Professor Valerie Hotchkiss, head of the library, and her staff have worked diligently to minimize the effect of the situation on faculty and students. The library was able to accommodate dozens of classes scheduled to view rare items this semester. “Items will be cleaned before the class presentations, which will take place elsewhere in the Main Library under close supervision of curators for security.”

Otherwise, the Rare Book & Manuscript Library must be closed to researchers for the duration of the clean-up. “We are pleased that the mold remediation will only require us to curtail services for eight to ten weeks,” says Hotchkiss. She reports that this “is a very quick turnaround time compared to what we’ve seen at other libraries. At the Clark Library at UCLA, for example, the library was closed for over a year and a half for a smaller mold clean-up project.”

The outbreak most likely occurred after a spike in the humidity late in the fall.
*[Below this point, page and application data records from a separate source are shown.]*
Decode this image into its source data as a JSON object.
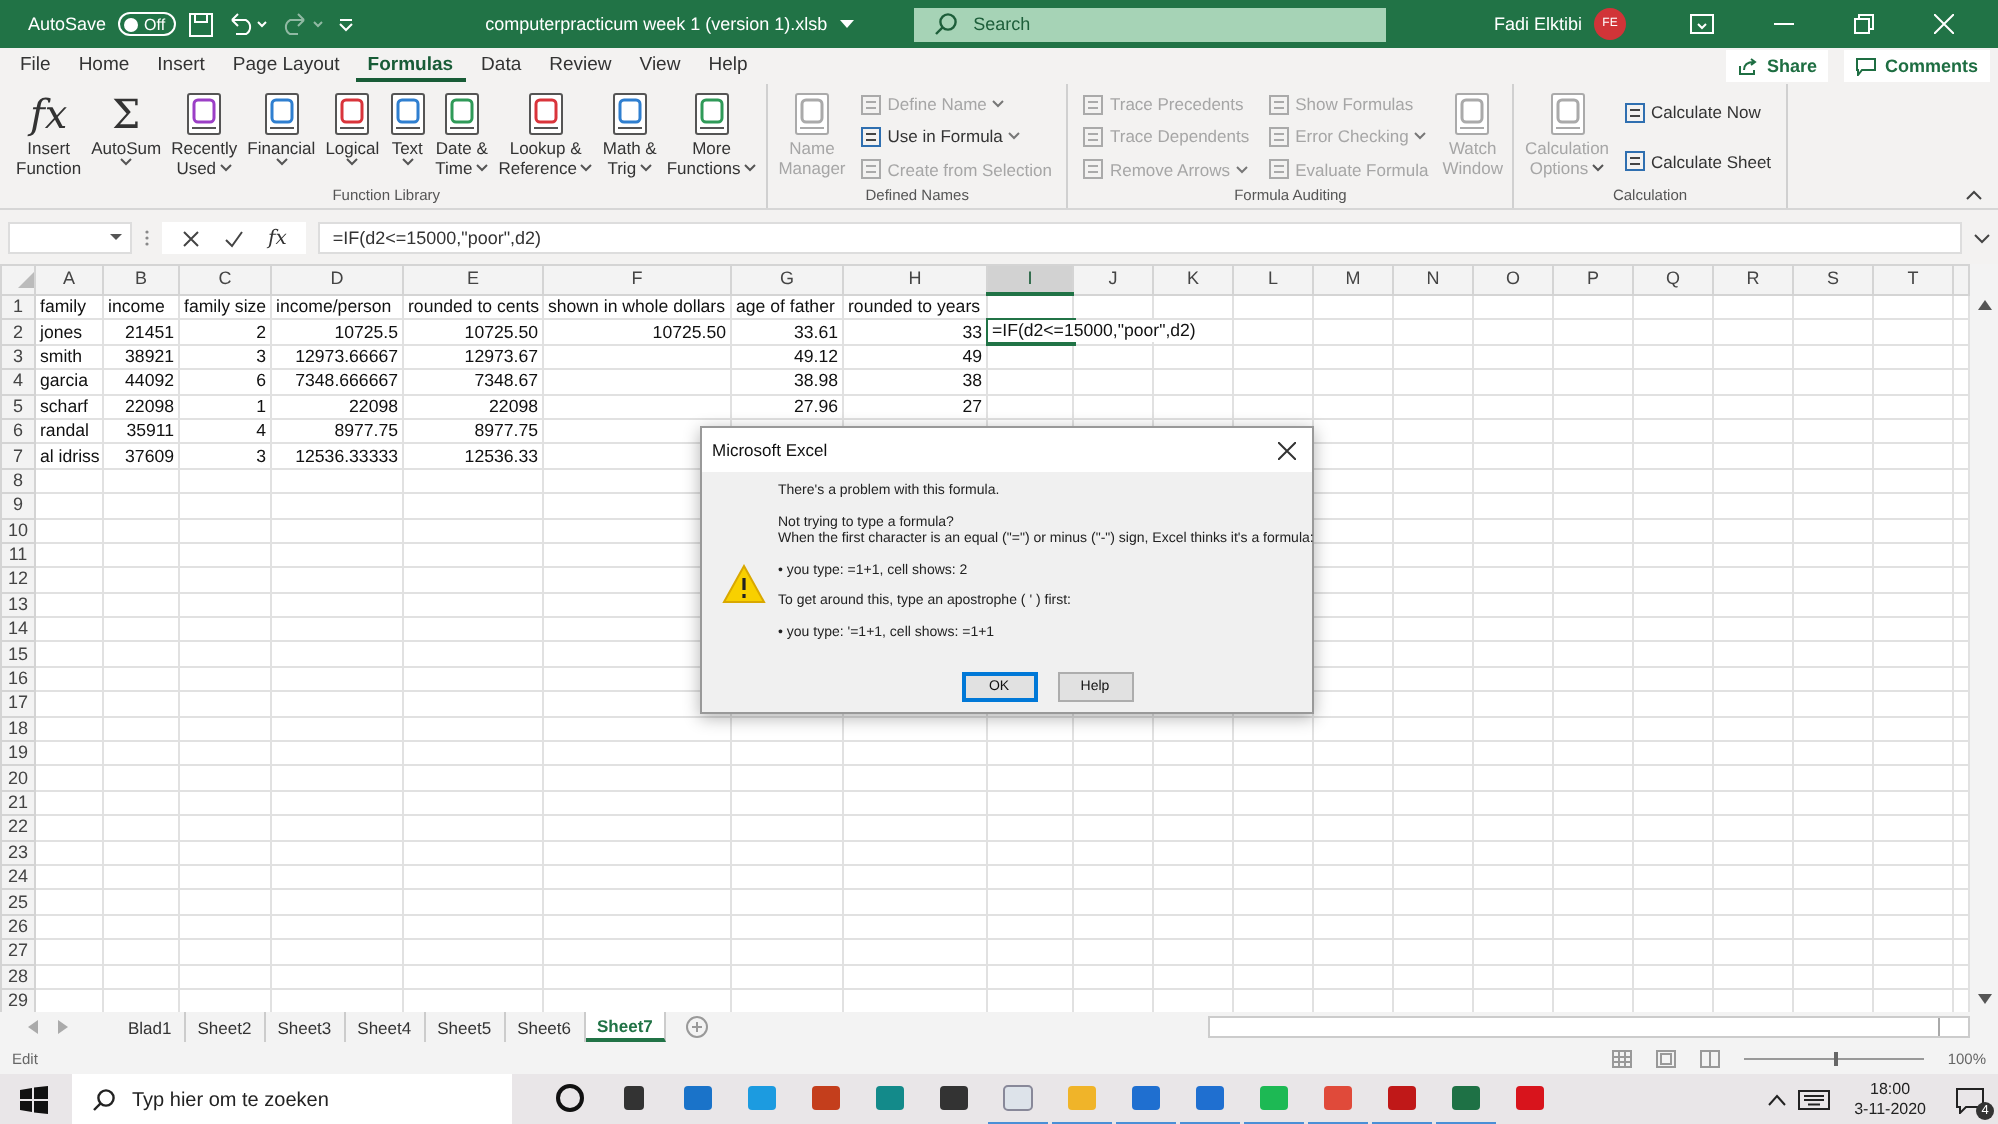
{
  "title_bar": {
    "autosave_label": "AutoSave",
    "autosave_toggle": {
      "label": "Off",
      "on": false
    },
    "filename": "computerpracticum week 1 (version 1).xlsb",
    "search_placeholder": "Search",
    "user_name": "Fadi Elktibi",
    "avatar_initials": "FE"
  },
  "menu_tabs": [
    {
      "label": "File",
      "selected": false
    },
    {
      "label": "Home",
      "selected": false
    },
    {
      "label": "Insert",
      "selected": false
    },
    {
      "label": "Page Layout",
      "selected": false
    },
    {
      "label": "Formulas",
      "selected": true
    },
    {
      "label": "Data",
      "selected": false
    },
    {
      "label": "Review",
      "selected": false
    },
    {
      "label": "View",
      "selected": false
    },
    {
      "label": "Help",
      "selected": false
    }
  ],
  "share_button": "Share",
  "comments_button": "Comments",
  "ribbon_groups": [
    {
      "label": "Function Library",
      "items": [
        {
          "kind": "large",
          "glyph": "fx",
          "lines": [
            "Insert",
            "Function"
          ],
          "dropdown": false,
          "disabled": false
        },
        {
          "kind": "large",
          "glyph": "Σ",
          "lines": [
            "AutoSum"
          ],
          "dropdown": true,
          "disabled": false
        },
        {
          "kind": "large",
          "lines": [
            "Recently",
            "Used"
          ],
          "dropdown": true,
          "disabled": false
        },
        {
          "kind": "large",
          "lines": [
            "Financial"
          ],
          "dropdown": true,
          "disabled": false
        },
        {
          "kind": "large",
          "lines": [
            "Logical"
          ],
          "dropdown": true,
          "disabled": false
        },
        {
          "kind": "large",
          "lines": [
            "Text"
          ],
          "dropdown": true,
          "disabled": false
        },
        {
          "kind": "large",
          "lines": [
            "Date &",
            "Time"
          ],
          "dropdown": true,
          "disabled": false
        },
        {
          "kind": "large",
          "lines": [
            "Lookup &",
            "Reference"
          ],
          "dropdown": true,
          "disabled": false
        },
        {
          "kind": "large",
          "lines": [
            "Math &",
            "Trig"
          ],
          "dropdown": true,
          "disabled": false
        },
        {
          "kind": "large",
          "lines": [
            "More",
            "Functions"
          ],
          "dropdown": true,
          "disabled": false
        }
      ]
    },
    {
      "label": "Defined Names",
      "items": [
        {
          "kind": "large",
          "lines": [
            "Name",
            "Manager"
          ],
          "dropdown": false,
          "disabled": true
        },
        {
          "kind": "stack",
          "entries": [
            {
              "label": "Define Name",
              "dropdown": true,
              "disabled": true
            },
            {
              "label": "Use in Formula",
              "dropdown": true,
              "disabled": false
            },
            {
              "label": "Create from Selection",
              "dropdown": false,
              "disabled": true
            }
          ]
        }
      ]
    },
    {
      "label": "Formula Auditing",
      "items": [
        {
          "kind": "stack",
          "entries": [
            {
              "label": "Trace Precedents",
              "dropdown": false,
              "disabled": true
            },
            {
              "label": "Trace Dependents",
              "dropdown": false,
              "disabled": true
            },
            {
              "label": "Remove Arrows",
              "dropdown": true,
              "disabled": true
            }
          ]
        },
        {
          "kind": "stack",
          "entries": [
            {
              "label": "Show Formulas",
              "dropdown": false,
              "disabled": true
            },
            {
              "label": "Error Checking",
              "dropdown": true,
              "disabled": true
            },
            {
              "label": "Evaluate Formula",
              "dropdown": false,
              "disabled": true
            }
          ]
        },
        {
          "kind": "large",
          "lines": [
            "Watch",
            "Window"
          ],
          "dropdown": false,
          "disabled": true
        }
      ]
    },
    {
      "label": "Calculation",
      "items": [
        {
          "kind": "large",
          "lines": [
            "Calculation",
            "Options"
          ],
          "dropdown": true,
          "disabled": true
        },
        {
          "kind": "stack",
          "entries": [
            {
              "label": "Calculate Now",
              "dropdown": false,
              "disabled": false
            },
            {
              "label": "Calculate Sheet",
              "dropdown": false,
              "disabled": false
            }
          ]
        }
      ]
    }
  ],
  "formula_bar": {
    "insert_function_glyph": "fx",
    "formula": "=IF(d2<=15000,\"poor\",d2)"
  },
  "sheet": {
    "columns": [
      {
        "label": "A",
        "selected": false
      },
      {
        "label": "B",
        "selected": false
      },
      {
        "label": "C",
        "selected": false
      },
      {
        "label": "D",
        "selected": false
      },
      {
        "label": "E",
        "selected": false
      },
      {
        "label": "F",
        "selected": false
      },
      {
        "label": "G",
        "selected": false
      },
      {
        "label": "H",
        "selected": false
      },
      {
        "label": "I",
        "selected": true
      },
      {
        "label": "J",
        "selected": false
      },
      {
        "label": "K",
        "selected": false
      },
      {
        "label": "L",
        "selected": false
      },
      {
        "label": "M",
        "selected": false
      },
      {
        "label": "N",
        "selected": false
      },
      {
        "label": "O",
        "selected": false
      },
      {
        "label": "P",
        "selected": false
      },
      {
        "label": "Q",
        "selected": false
      },
      {
        "label": "R",
        "selected": false
      },
      {
        "label": "S",
        "selected": false
      },
      {
        "label": "T",
        "selected": false
      }
    ],
    "rows": [
      {
        "label": "1",
        "cells": [
          {
            "value": "family",
            "kind": "text"
          },
          {
            "value": "income",
            "kind": "text"
          },
          {
            "value": "family size",
            "kind": "text"
          },
          {
            "value": "income/person",
            "kind": "text"
          },
          {
            "value": "rounded to cents",
            "kind": "text"
          },
          {
            "value": "shown in whole dollars",
            "kind": "text"
          },
          {
            "value": "age of father",
            "kind": "text"
          },
          {
            "value": "rounded to years",
            "kind": "text"
          }
        ]
      },
      {
        "label": "2",
        "cells": [
          {
            "value": "jones",
            "kind": "text"
          },
          {
            "value": "21451",
            "kind": "number"
          },
          {
            "value": "2",
            "kind": "number"
          },
          {
            "value": "10725.5",
            "kind": "number"
          },
          {
            "value": "10725.50",
            "kind": "number"
          },
          {
            "value": "10725.50",
            "kind": "number"
          },
          {
            "value": "33.61",
            "kind": "number"
          },
          {
            "value": "33",
            "kind": "number"
          },
          {
            "value": "=IF(d2<=15000,\"poor\",d2)",
            "kind": "text",
            "active": true
          }
        ]
      },
      {
        "label": "3",
        "cells": [
          {
            "value": "smith",
            "kind": "text"
          },
          {
            "value": "38921",
            "kind": "number"
          },
          {
            "value": "3",
            "kind": "number"
          },
          {
            "value": "12973.66667",
            "kind": "number"
          },
          {
            "value": "12973.67",
            "kind": "number"
          },
          null,
          {
            "value": "49.12",
            "kind": "number"
          },
          {
            "value": "49",
            "kind": "number"
          }
        ]
      },
      {
        "label": "4",
        "cells": [
          {
            "value": "garcia",
            "kind": "text"
          },
          {
            "value": "44092",
            "kind": "number"
          },
          {
            "value": "6",
            "kind": "number"
          },
          {
            "value": "7348.666667",
            "kind": "number"
          },
          {
            "value": "7348.67",
            "kind": "number"
          },
          null,
          {
            "value": "38.98",
            "kind": "number"
          },
          {
            "value": "38",
            "kind": "number"
          }
        ]
      },
      {
        "label": "5",
        "cells": [
          {
            "value": "scharf",
            "kind": "text"
          },
          {
            "value": "22098",
            "kind": "number"
          },
          {
            "value": "1",
            "kind": "number"
          },
          {
            "value": "22098",
            "kind": "number"
          },
          {
            "value": "22098",
            "kind": "number"
          },
          null,
          {
            "value": "27.96",
            "kind": "number"
          },
          {
            "value": "27",
            "kind": "number"
          }
        ]
      },
      {
        "label": "6",
        "cells": [
          {
            "value": "randal",
            "kind": "text"
          },
          {
            "value": "35911",
            "kind": "number"
          },
          {
            "value": "4",
            "kind": "number"
          },
          {
            "value": "8977.75",
            "kind": "number"
          },
          {
            "value": "8977.75",
            "kind": "number"
          }
        ]
      },
      {
        "label": "7",
        "cells": [
          {
            "value": "al idriss",
            "kind": "text"
          },
          {
            "value": "37609",
            "kind": "number"
          },
          {
            "value": "3",
            "kind": "number"
          },
          {
            "value": "12536.33333",
            "kind": "number"
          },
          {
            "value": "12536.33",
            "kind": "number"
          }
        ]
      },
      {
        "label": "8",
        "cells": []
      },
      {
        "label": "9",
        "cells": []
      },
      {
        "label": "10",
        "cells": []
      },
      {
        "label": "11",
        "cells": []
      },
      {
        "label": "12",
        "cells": []
      },
      {
        "label": "13",
        "cells": []
      },
      {
        "label": "14",
        "cells": []
      },
      {
        "label": "15",
        "cells": []
      },
      {
        "label": "16",
        "cells": []
      },
      {
        "label": "17",
        "cells": []
      },
      {
        "label": "18",
        "cells": []
      },
      {
        "label": "19",
        "cells": []
      },
      {
        "label": "20",
        "cells": []
      },
      {
        "label": "21",
        "cells": []
      },
      {
        "label": "22",
        "cells": []
      },
      {
        "label": "23",
        "cells": []
      },
      {
        "label": "24",
        "cells": []
      },
      {
        "label": "25",
        "cells": []
      },
      {
        "label": "26",
        "cells": []
      },
      {
        "label": "27",
        "cells": []
      },
      {
        "label": "28",
        "cells": []
      },
      {
        "label": "29",
        "cells": []
      }
    ]
  },
  "dialog": {
    "title": "Microsoft Excel",
    "paragraphs": [
      [
        "There's a problem with this formula."
      ],
      [
        "Not trying to type a formula?",
        "When the first character is an equal (\"=\") or minus (\"-\") sign, Excel thinks it's a formula:"
      ],
      [
        "• you type:   =1+1, cell shows:   2"
      ],
      [
        "To get around this, type an apostrophe ( ' ) first:"
      ],
      [
        "• you type:   '=1+1, cell shows:   =1+1"
      ]
    ],
    "buttons": [
      {
        "label": "OK",
        "default": true
      },
      {
        "label": "Help",
        "default": false
      }
    ]
  },
  "sheet_tabs": [
    {
      "label": "Blad1",
      "selected": false
    },
    {
      "label": "Sheet2",
      "selected": false
    },
    {
      "label": "Sheet3",
      "selected": false
    },
    {
      "label": "Sheet4",
      "selected": false
    },
    {
      "label": "Sheet5",
      "selected": false
    },
    {
      "label": "Sheet6",
      "selected": false
    },
    {
      "label": "Sheet7",
      "selected": true
    }
  ],
  "status_bar": {
    "mode": "Edit",
    "zoom_slider": {
      "level": 0.5
    },
    "zoom": "100%"
  },
  "taskbar": {
    "search_placeholder": "Typ hier om te zoeken",
    "apps": [
      {
        "running": false
      },
      {
        "running": false
      },
      {
        "running": false
      },
      {
        "running": false
      },
      {
        "running": false
      },
      {
        "running": false
      },
      {
        "running": false
      },
      {
        "running": true
      },
      {
        "running": true
      },
      {
        "running": true
      },
      {
        "running": true
      },
      {
        "running": true
      },
      {
        "running": true
      },
      {
        "running": true
      },
      {
        "running": true
      },
      {
        "running": false
      }
    ],
    "time": "18:00",
    "date": "3-11-2020",
    "notification_count": "4"
  }
}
Following the discovery, the Library’s Conservation Unit undertook an assessment of the collection. A mycologist also was called in to evaluate the health risks of the mold, which were deemed minimal to healthy individuals. Fortunately, the mold had not reached the point of irreparably damaging any books or manuscripts.

The Conservation Unit determined that the outbreak was of a general nature, rather than one impacting a small section of the collection, and worked with members of the Library’s Administration, Office of Facilities, Rare Book & Manuscript Library, and Preservation Unit to prepare a plan of action. Because of the widespread nature of the outbreak, it was decided that cleaning the entire collection was necessary. The following actions were initiated:

  • Installing and maintaining temporary humidity control devices in the vault.
  • Contracting with the appropriate vendor, BMS Catastrophe, to clean the collection, HVAC system, and interior of the vault.
  • Increasing “compartmentalization” of the vault, as a means of better protecting the collection from invasive elements (mold, pests, etc.), providing tighter environmental controls, and improving fire protection.
  • Exploring options for replacing the HVAC system.

The Library regrets the inconvenience caused by this temporary closure. However, the crisis provides an unparalleled opportunity to evaluate and enhance current systems for the protection for unique, rare, and valuable items. For more information, please contact:

Tom Teper
Associate University Librarian for Collections & Associate Dean of Libraries
University Library
246F Main Library
University of Illinois at Urbana Champaign
1408 West Gregory Drive
Urbana, IL 61801
Telephone: (217) 244-8755
Fax: (217) 244-4358

Do you have a story you’d like added to the Library News & Events? If so, please contact Heather Murphy ( ).